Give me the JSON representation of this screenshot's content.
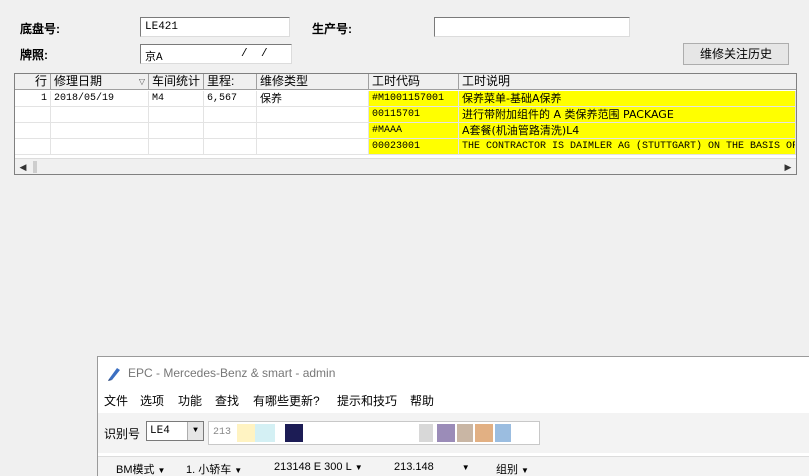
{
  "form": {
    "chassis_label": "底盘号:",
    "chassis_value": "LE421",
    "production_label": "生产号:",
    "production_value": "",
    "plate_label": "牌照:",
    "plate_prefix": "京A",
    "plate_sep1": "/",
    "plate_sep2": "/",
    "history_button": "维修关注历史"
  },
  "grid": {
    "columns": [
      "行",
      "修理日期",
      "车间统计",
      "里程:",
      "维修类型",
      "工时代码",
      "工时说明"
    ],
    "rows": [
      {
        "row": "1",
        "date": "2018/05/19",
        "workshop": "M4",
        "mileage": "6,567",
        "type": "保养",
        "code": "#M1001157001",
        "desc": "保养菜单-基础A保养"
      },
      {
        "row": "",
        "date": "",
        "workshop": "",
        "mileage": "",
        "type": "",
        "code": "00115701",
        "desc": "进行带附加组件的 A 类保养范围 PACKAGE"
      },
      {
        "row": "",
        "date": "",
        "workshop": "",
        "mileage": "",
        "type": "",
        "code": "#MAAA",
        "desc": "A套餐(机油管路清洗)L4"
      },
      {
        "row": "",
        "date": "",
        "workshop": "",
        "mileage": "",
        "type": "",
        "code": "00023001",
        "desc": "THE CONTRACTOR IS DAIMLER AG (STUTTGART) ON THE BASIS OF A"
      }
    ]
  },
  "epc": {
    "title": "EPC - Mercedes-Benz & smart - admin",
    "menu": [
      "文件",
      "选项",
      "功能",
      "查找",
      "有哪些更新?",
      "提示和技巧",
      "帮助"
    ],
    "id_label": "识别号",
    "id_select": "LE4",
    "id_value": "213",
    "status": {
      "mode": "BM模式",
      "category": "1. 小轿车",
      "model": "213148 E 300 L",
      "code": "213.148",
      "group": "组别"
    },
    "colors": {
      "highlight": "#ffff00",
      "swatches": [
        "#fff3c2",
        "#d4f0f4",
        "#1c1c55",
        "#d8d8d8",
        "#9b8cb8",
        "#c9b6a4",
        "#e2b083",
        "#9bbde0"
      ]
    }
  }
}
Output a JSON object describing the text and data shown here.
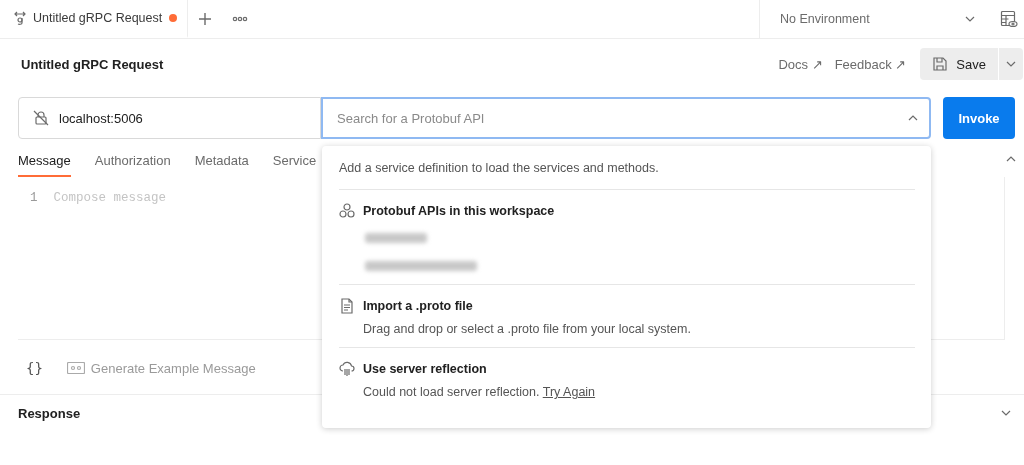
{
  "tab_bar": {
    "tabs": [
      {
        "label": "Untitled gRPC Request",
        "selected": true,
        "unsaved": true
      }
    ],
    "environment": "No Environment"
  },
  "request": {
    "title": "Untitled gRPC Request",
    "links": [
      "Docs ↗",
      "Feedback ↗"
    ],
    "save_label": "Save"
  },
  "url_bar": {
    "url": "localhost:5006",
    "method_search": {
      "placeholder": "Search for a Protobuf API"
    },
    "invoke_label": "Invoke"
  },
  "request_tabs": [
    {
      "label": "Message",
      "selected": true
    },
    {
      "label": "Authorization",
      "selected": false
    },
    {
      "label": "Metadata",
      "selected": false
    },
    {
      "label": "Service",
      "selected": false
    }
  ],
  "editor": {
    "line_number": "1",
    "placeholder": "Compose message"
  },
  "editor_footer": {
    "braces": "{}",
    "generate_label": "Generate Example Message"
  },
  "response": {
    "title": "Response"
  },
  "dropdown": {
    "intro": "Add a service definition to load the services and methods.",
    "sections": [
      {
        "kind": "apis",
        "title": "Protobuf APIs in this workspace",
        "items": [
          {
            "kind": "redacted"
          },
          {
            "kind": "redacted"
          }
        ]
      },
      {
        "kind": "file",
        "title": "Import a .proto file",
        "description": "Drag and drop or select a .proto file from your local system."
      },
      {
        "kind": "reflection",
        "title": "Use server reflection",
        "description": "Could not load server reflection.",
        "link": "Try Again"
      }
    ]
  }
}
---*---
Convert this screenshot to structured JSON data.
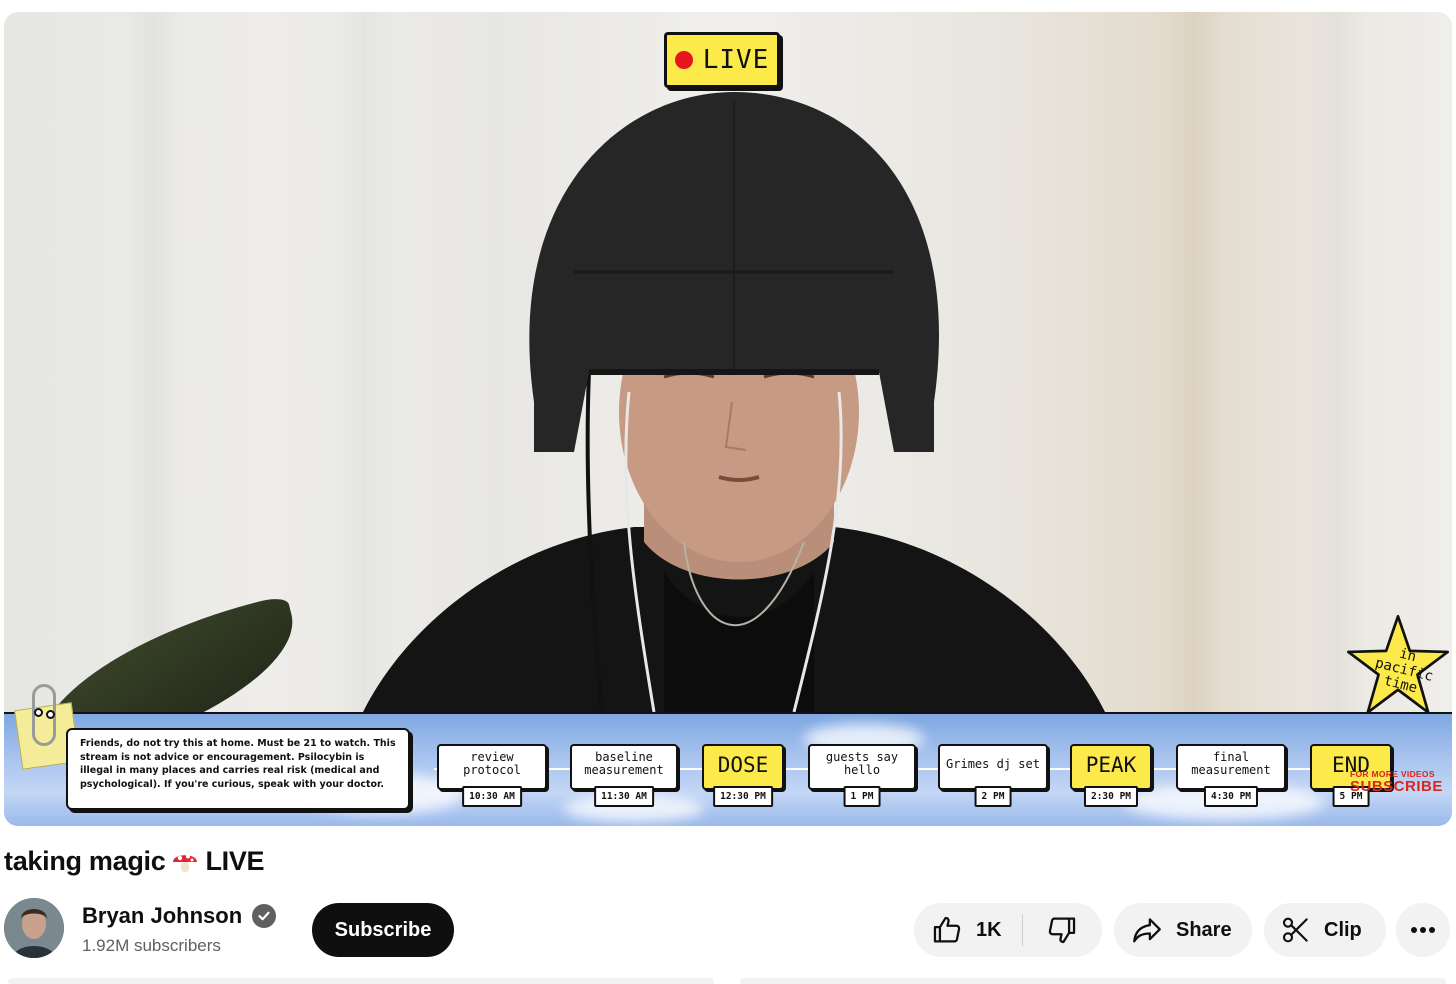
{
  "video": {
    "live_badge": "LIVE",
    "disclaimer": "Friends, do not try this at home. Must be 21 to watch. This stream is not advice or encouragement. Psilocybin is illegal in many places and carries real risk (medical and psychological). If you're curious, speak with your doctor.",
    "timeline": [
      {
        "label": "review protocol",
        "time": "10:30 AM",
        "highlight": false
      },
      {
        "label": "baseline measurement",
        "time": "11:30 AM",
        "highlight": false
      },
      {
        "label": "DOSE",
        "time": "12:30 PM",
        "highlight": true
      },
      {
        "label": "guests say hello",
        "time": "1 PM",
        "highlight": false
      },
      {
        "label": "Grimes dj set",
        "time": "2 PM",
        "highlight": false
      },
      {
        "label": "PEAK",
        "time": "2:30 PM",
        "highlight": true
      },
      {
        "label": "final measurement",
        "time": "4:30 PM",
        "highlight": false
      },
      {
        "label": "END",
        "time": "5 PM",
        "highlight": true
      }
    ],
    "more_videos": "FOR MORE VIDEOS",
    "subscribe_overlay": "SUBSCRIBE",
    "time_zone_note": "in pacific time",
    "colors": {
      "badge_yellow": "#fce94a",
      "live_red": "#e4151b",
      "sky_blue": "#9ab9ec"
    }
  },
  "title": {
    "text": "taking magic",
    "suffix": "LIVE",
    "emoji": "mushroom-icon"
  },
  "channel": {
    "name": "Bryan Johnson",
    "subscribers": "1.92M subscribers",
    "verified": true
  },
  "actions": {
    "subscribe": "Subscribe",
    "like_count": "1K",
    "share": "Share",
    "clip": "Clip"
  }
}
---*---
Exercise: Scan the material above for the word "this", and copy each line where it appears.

Exercise output:
Give me the JSON representation of this screenshot's content.
        "title": "Protobuf APIs in this workspace",
Convert this screenshot to structured JSON data.
    "disclaimer": "Friends, do not try this at home. Must be 21 to watch. This stream is not advice or encouragement. Psilocybin is illegal in many places and carries real risk (medical and psychological). If you're curious, speak with your doctor.",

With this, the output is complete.